(1) Not being under pilotage as required after an authorised pilot has offered to take charge of the ship;
Statutory enforcement notices used in the UK (and some other countries) to enforce (chiefly) health and safety legislation. A Prohibition Notice prohibits an unsafe operation or the use of an unsafe item of equipment, and an Improvement Notice requires specified improvements to bring health and safety arrangements up to regulation standard within a specified period. Non- observance of their requirements leads to a prosecution by the issuing body.
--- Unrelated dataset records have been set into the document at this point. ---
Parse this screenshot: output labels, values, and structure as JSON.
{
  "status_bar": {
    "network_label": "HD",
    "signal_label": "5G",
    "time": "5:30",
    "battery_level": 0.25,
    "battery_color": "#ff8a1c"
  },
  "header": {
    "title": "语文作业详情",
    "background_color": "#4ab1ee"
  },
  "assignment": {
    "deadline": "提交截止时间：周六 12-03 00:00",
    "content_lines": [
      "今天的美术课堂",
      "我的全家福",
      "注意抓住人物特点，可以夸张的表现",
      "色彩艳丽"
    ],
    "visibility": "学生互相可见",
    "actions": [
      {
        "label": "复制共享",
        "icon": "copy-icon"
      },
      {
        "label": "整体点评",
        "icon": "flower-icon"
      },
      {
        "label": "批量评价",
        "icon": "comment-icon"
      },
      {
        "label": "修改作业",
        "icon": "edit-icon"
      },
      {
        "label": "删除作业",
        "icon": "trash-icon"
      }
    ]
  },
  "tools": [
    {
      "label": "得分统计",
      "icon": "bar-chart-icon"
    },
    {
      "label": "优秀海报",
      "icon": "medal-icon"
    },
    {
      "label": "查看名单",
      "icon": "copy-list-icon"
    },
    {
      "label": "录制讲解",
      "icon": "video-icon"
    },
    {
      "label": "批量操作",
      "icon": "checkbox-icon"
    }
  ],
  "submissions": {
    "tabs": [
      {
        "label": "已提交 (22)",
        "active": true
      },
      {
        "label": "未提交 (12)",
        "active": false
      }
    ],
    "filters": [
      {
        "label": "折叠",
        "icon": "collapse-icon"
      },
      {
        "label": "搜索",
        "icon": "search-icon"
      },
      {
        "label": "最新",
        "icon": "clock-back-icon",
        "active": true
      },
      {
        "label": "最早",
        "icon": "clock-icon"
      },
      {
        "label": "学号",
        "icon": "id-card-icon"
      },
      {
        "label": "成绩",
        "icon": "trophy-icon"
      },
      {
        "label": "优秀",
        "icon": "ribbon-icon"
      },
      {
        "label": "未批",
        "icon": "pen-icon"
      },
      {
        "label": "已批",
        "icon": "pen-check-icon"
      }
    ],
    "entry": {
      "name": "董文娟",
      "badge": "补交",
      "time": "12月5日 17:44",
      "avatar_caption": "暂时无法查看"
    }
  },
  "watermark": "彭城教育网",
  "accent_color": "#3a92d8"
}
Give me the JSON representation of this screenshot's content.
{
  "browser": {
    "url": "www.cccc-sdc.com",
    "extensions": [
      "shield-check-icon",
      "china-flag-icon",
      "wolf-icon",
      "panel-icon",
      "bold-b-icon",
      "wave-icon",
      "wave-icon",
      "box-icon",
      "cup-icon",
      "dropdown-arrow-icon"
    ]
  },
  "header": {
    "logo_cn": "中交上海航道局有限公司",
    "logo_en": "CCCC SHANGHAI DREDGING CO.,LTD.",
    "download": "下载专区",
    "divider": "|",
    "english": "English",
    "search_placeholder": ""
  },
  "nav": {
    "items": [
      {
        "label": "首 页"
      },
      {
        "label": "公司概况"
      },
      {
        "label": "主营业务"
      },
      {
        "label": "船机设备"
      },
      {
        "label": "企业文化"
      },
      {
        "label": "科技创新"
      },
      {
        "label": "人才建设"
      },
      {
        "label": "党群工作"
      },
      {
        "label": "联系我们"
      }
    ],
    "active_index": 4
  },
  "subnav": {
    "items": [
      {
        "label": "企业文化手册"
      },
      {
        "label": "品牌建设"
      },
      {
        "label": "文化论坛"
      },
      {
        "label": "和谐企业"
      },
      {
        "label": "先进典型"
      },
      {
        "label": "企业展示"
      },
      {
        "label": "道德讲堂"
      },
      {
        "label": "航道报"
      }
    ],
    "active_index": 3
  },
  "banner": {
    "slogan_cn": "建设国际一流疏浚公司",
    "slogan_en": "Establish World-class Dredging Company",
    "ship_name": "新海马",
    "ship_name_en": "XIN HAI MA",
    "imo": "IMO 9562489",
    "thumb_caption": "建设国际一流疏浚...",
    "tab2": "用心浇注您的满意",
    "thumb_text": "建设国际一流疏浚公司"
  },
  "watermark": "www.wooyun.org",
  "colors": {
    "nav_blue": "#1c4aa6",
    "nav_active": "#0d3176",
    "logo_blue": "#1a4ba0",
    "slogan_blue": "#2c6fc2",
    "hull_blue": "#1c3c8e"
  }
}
The owner and the master will be liable on conviction on indictment, to a fine, and on summary conviction, to a fine not exceeding the statutory maximum (£5, 000) and to such additional fine as the court thinks fit to impose, having regard to the extent to which the earning capacity of the ship was increased by reason of the contravention, but subject to a maximum amount of £1, 000 for each complete centimeter of overloading, I. e. £5, 000 plus £1, 000 per centimeter.
Normally, the party who has made an extraordinary sacrifice or expenditure to avoid a peril (and who needs to recoup his loss), which in most cases is the shipowner. If ship and cargo have both been saved by a jettison of cargo, however, it may be the owner of the jettisoned cargo who appoints an average adjuster and declares general average. Generally, the party to the adventure who requires contributions from the other parties will be the one who appoints the adjuster, and the adjuster will give guidance on making a declaration.
MGN 81 strongly urges compliance with the IMO Guidelines for the Control and Management of Ships' Ballast Water to Minimize the Transfer of Harmful Aquatic Organisms and Pathogens. MGN 363 provides information and interim guidance for use until the BWM Convention has been ratified by the UK and domestic legislation has been made. MIN 283 contained Practical guidelines for ballast water exchange in the Antarctic Treaty Area.